[Stored dataset items]

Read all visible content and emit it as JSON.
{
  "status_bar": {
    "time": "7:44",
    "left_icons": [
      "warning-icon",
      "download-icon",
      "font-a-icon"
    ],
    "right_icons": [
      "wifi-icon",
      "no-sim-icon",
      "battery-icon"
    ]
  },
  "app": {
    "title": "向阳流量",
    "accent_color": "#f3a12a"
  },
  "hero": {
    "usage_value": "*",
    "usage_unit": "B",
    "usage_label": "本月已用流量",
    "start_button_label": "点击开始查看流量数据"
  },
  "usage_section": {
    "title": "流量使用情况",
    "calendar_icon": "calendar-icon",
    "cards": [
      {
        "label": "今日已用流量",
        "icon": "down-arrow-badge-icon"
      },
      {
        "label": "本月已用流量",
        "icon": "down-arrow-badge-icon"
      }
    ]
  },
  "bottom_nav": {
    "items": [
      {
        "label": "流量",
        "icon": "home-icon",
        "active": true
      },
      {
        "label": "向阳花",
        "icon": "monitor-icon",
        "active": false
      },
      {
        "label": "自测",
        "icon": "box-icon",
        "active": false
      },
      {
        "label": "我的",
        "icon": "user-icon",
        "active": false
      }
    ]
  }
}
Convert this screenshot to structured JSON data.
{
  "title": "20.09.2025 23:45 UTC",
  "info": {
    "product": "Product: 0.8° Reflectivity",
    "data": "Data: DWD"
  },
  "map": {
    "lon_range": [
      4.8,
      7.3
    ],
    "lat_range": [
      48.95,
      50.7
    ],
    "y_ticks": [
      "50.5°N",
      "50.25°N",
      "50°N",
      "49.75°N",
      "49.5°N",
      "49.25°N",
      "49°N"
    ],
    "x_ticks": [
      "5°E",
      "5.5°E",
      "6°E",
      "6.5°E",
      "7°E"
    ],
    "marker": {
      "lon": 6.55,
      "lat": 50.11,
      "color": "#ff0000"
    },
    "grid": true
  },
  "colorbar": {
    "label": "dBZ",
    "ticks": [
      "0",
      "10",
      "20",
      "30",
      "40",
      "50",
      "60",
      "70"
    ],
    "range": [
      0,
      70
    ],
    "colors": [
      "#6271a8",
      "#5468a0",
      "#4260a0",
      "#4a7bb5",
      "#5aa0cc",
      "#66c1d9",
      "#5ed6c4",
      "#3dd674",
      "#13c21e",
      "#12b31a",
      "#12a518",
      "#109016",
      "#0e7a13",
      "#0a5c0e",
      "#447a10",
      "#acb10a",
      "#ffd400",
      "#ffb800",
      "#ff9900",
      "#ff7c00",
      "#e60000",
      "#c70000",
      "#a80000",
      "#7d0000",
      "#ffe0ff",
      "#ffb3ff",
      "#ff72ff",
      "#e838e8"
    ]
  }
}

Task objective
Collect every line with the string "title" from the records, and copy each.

Answer to this task
    "title": "向阳流量",
    "title": "流量使用情况",
  "title": "20.09.2025 23:45 UTC",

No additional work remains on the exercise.